◆ **Problem requirements**
Copy all of the records exactly.
=== Input records ===
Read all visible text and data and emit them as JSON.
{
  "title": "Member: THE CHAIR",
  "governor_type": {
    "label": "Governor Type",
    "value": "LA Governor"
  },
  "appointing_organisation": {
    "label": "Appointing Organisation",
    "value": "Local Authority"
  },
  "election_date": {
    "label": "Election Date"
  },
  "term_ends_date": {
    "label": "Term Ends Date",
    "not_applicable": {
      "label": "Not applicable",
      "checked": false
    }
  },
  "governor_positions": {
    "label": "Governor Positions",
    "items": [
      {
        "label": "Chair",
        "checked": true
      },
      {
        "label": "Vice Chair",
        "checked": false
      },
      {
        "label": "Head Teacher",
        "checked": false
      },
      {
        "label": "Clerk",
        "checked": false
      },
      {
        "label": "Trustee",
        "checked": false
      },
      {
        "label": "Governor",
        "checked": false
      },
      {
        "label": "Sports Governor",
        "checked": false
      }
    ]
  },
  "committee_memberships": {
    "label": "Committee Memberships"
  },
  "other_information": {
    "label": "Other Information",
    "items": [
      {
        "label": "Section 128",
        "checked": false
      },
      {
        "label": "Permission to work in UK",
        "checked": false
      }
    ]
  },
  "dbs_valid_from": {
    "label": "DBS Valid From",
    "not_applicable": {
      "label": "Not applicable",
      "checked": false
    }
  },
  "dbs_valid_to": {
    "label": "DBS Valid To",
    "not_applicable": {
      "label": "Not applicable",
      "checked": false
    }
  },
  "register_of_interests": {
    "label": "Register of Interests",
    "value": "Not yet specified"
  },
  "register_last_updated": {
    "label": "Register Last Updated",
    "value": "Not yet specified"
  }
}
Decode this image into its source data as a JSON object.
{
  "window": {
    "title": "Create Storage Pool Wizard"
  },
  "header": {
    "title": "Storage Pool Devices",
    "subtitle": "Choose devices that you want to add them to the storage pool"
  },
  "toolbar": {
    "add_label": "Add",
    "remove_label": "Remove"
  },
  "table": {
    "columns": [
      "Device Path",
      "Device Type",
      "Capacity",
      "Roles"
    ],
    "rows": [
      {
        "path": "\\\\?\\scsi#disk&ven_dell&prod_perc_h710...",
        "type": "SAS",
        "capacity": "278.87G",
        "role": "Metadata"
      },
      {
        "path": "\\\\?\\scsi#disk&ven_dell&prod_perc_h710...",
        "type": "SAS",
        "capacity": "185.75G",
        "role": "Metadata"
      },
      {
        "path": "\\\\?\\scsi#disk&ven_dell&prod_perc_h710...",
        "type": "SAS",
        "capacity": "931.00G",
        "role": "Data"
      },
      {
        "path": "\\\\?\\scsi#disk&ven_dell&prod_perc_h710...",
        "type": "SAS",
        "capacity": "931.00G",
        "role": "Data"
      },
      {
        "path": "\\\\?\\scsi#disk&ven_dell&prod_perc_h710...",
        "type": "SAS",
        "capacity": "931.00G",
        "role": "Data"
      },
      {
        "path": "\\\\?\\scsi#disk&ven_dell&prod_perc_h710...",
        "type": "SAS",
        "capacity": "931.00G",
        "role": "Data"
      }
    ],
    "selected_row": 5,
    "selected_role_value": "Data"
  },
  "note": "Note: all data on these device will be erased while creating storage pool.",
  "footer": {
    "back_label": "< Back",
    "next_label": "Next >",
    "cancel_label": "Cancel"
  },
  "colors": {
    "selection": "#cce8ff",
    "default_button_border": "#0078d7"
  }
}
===
◆ **Task response**
Read all visible text and data and emit them as JSON.
{
  "title": "Member: THE CHAIR",
  "governor_type": {
    "label": "Governor Type",
    "value": "LA Governor"
  },
  "appointing_organisation": {
    "label": "Appointing Organisation",
    "value": "Local Authority"
  },
  "election_date": {
    "label": "Election Date"
  },
  "term_ends_date": {
    "label": "Term Ends Date",
    "not_applicable": {
      "label": "Not applicable",
      "checked": false
    }
  },
  "governor_positions": {
    "label": "Governor Positions",
    "items": [
      {
        "label": "Chair",
        "checked": true
      },
      {
        "label": "Vice Chair",
        "checked": false
      },
      {
        "label": "Head Teacher",
        "checked": false
      },
      {
        "label": "Clerk",
        "checked": false
      },
      {
        "label": "Trustee",
        "checked": false
      },
      {
        "label": "Governor",
        "checked": false
      },
      {
        "label": "Sports Governor",
        "checked": false
      }
    ]
  },
  "committee_memberships": {
    "label": "Committee Memberships"
  },
  "other_information": {
    "label": "Other Information",
    "items": [
      {
        "label": "Section 128",
        "checked": false
      },
      {
        "label": "Permission to work in UK",
        "checked": false
      }
    ]
  },
  "dbs_valid_from": {
    "label": "DBS Valid From",
    "not_applicable": {
      "label": "Not applicable",
      "checked": false
    }
  },
  "dbs_valid_to": {
    "label": "DBS Valid To",
    "not_applicable": {
      "label": "Not applicable",
      "checked": false
    }
  },
  "register_of_interests": {
    "label": "Register of Interests",
    "value": "Not yet specified"
  },
  "register_last_updated": {
    "label": "Register Last Updated",
    "value": "Not yet specified"
  }
}
Decode this image into its source data as a JSON object.
{
  "window": {
    "title": "Create Storage Pool Wizard"
  },
  "header": {
    "title": "Storage Pool Devices",
    "subtitle": "Choose devices that you want to add them to the storage pool"
  },
  "toolbar": {
    "add_label": "Add",
    "remove_label": "Remove"
  },
  "table": {
    "columns": [
      "Device Path",
      "Device Type",
      "Capacity",
      "Roles"
    ],
    "rows": [
      {
        "path": "\\\\?\\scsi#disk&ven_dell&prod_perc_h710...",
        "type": "SAS",
        "capacity": "278.87G",
        "role": "Metadata"
      },
      {
        "path": "\\\\?\\scsi#disk&ven_dell&prod_perc_h710...",
        "type": "SAS",
        "capacity": "185.75G",
        "role": "Metadata"
      },
      {
        "path": "\\\\?\\scsi#disk&ven_dell&prod_perc_h710...",
        "type": "SAS",
        "capacity": "931.00G",
        "role": "Data"
      },
      {
        "path": "\\\\?\\scsi#disk&ven_dell&prod_perc_h710...",
        "type": "SAS",
        "capacity": "931.00G",
        "role": "Data"
      },
      {
        "path": "\\\\?\\scsi#disk&ven_dell&prod_perc_h710...",
        "type": "SAS",
        "capacity": "931.00G",
        "role": "Data"
      },
      {
        "path": "\\\\?\\scsi#disk&ven_dell&prod_perc_h710...",
        "type": "SAS",
        "capacity": "931.00G",
        "role": "Data"
      }
    ],
    "selected_row": 5,
    "selected_role_value": "Data"
  },
  "note": "Note: all data on these device will be erased while creating storage pool.",
  "footer": {
    "back_label": "< Back",
    "next_label": "Next >",
    "cancel_label": "Cancel"
  },
  "colors": {
    "selection": "#cce8ff",
    "default_button_border": "#0078d7"
  }
}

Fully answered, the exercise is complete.